(WHAT YOU SHOULD DO):
Search the listing below for the word "JSON", and copy every line in which it turns up.

(RECORDS PROVIDED):
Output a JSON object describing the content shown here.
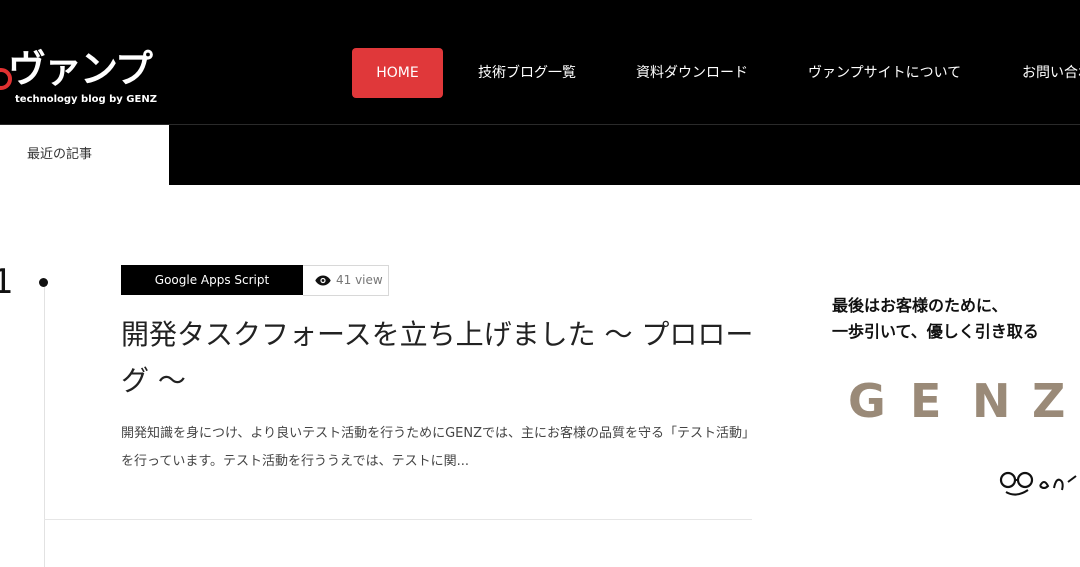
{
  "header": {
    "logo_text": "ヴァンプ",
    "tagline": "technology blog by GENZ",
    "nav": [
      {
        "label": "HOME",
        "active": true
      },
      {
        "label": "技術ブログ一覧"
      },
      {
        "label": "資料ダウンロード"
      },
      {
        "label": "ヴァンプサイトについて"
      },
      {
        "label": "お問い合わせ"
      }
    ]
  },
  "subbar": {
    "tab_label": "最近の記事"
  },
  "timeline": {
    "date_fragment": "1"
  },
  "post": {
    "category": "Google Apps Script",
    "views": "41 view",
    "title": "開発タスクフォースを立ち上げました 〜 プロローグ 〜",
    "excerpt": "開発知識を身につけ、より良いテスト活動を行うためにGENZでは、主にお客様の品質を守る「テスト活動」を行っています。テスト活動を行ううえでは、テストに関..."
  },
  "ad": {
    "line1": "最後はお客様のために、",
    "line2": "一歩引いて、優しく引き取る",
    "brand_letters": [
      "G",
      "E",
      "N",
      "Z"
    ]
  },
  "colors": {
    "header_bg": "#000000",
    "accent_red": "#e0383a",
    "text_dark": "#222222"
  }
}
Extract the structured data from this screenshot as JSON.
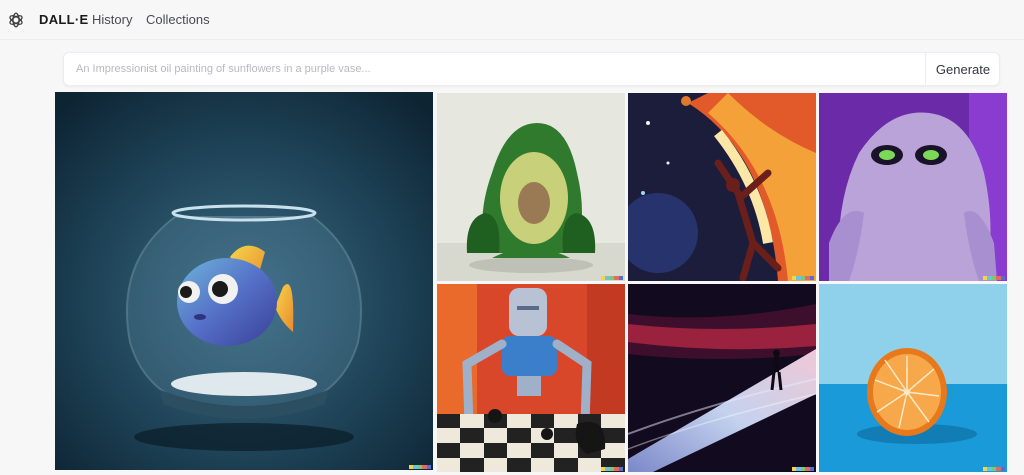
{
  "header": {
    "brand": "DALL·E",
    "nav": {
      "history": "History",
      "collections": "Collections"
    }
  },
  "search": {
    "placeholder": "An Impressionist oil painting of sunflowers in a purple vase...",
    "value": "",
    "generate_label": "Generate"
  },
  "gallery": {
    "items": [
      {
        "name": "fish-in-bowl-image"
      },
      {
        "name": "avocado-armchair-image"
      },
      {
        "name": "basketball-player-painting-image"
      },
      {
        "name": "purple-monster-image"
      },
      {
        "name": "robot-chess-painting-image"
      },
      {
        "name": "figure-in-light-image"
      },
      {
        "name": "orange-half-image"
      }
    ]
  },
  "signature_colors": [
    "#f5d547",
    "#6ac4dd",
    "#7bc96f",
    "#e46a5f",
    "#5a6bd4"
  ]
}
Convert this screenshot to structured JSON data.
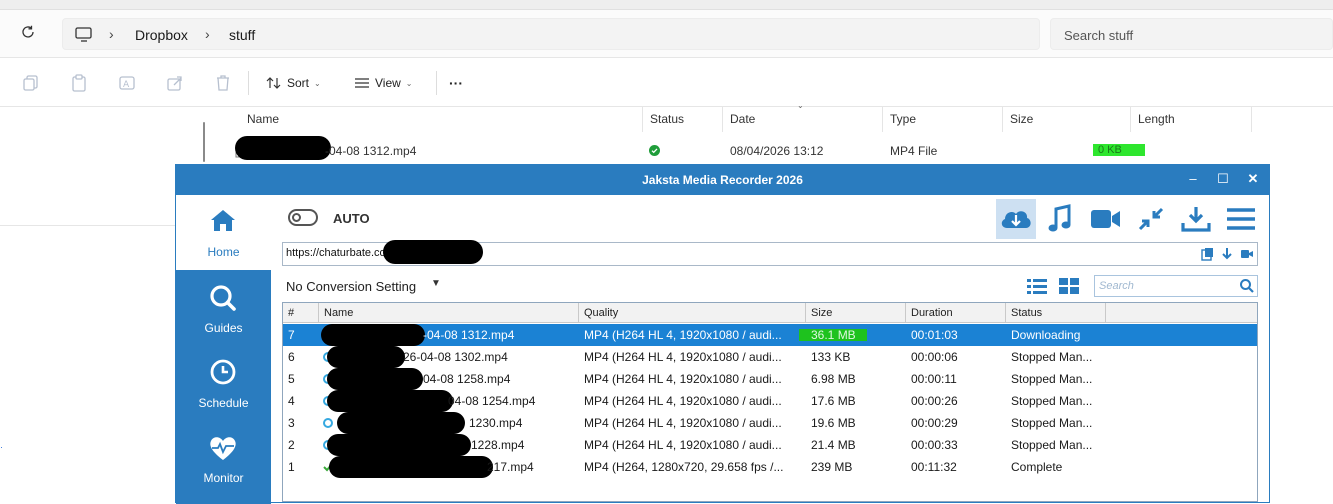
{
  "explorer": {
    "breadcrumb": [
      "Dropbox",
      "stuff"
    ],
    "search_placeholder": "Search stuff",
    "toolbar": {
      "sort_label": "Sort",
      "view_label": "View",
      "more_label": "···"
    },
    "columns": [
      "Name",
      "Status",
      "Date",
      "Type",
      "Size",
      "Length"
    ],
    "file": {
      "name_suffix": "-04-08 1312.mp4",
      "date": "08/04/2026 13:12",
      "type": "MP4 File",
      "size": "0 KB"
    }
  },
  "jaksta": {
    "title": "Jaksta Media Recorder 2026",
    "window_buttons": [
      "–",
      "☐",
      "✕"
    ],
    "nav": [
      {
        "label": "Home",
        "icon": "home-icon"
      },
      {
        "label": "Guides",
        "icon": "search-icon"
      },
      {
        "label": "Schedule",
        "icon": "clock-icon"
      },
      {
        "label": "Monitor",
        "icon": "heart-pulse-icon"
      }
    ],
    "auto_label": "AUTO",
    "url": "https://chaturbate.co",
    "conversion_setting": "No Conversion Setting",
    "search_placeholder": "Search",
    "grid_columns": [
      "#",
      "Name",
      "Quality",
      "Size",
      "Duration",
      "Status"
    ],
    "rows": [
      {
        "num": "7",
        "name": "-04-08 1312.mp4",
        "quality": "MP4  (H264  HL  4,  1920x1080  /  audi...",
        "size": "36.1 MB",
        "duration": "00:01:03",
        "status": "Downloading"
      },
      {
        "num": "6",
        "name": "26-04-08 1302.mp4",
        "quality": "MP4  (H264  HL  4,  1920x1080  /  audi...",
        "size": "133 KB",
        "duration": "00:00:06",
        "status": "Stopped  Man..."
      },
      {
        "num": "5",
        "name": "04-08 1258.mp4",
        "quality": "MP4  (H264  HL  4,  1920x1080  /  audi...",
        "size": "6.98 MB",
        "duration": "00:00:11",
        "status": "Stopped  Man..."
      },
      {
        "num": "4",
        "name": "04-08 1254.mp4",
        "quality": "MP4  (H264  HL  4,  1920x1080  /  audi...",
        "size": "17.6 MB",
        "duration": "00:00:26",
        "status": "Stopped  Man..."
      },
      {
        "num": "3",
        "name": "1230.mp4",
        "quality": "MP4  (H264  HL  4,  1920x1080  /  audi...",
        "size": "19.6 MB",
        "duration": "00:00:29",
        "status": "Stopped  Man..."
      },
      {
        "num": "2",
        "name": "1228.mp4",
        "quality": "MP4  (H264  HL  4,  1920x1080  /  audi...",
        "size": "21.4 MB",
        "duration": "00:00:33",
        "status": "Stopped  Man..."
      },
      {
        "num": "1",
        "name": "217.mp4",
        "quality": "MP4  (H264,  1280x720,  29.658  fps  /...",
        "size": "239 MB",
        "duration": "00:11:32",
        "status": "Complete"
      }
    ]
  },
  "colors": {
    "jaksta_blue": "#2a7cbf",
    "selected_row": "#1b82d4",
    "size_highlight": "#2ee62e"
  }
}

(WRITTEN ANSWER):
Output a JSON object describing the content shown here.
Extract the structured data from this screenshot as JSON.
Convert this screenshot to structured JSON data.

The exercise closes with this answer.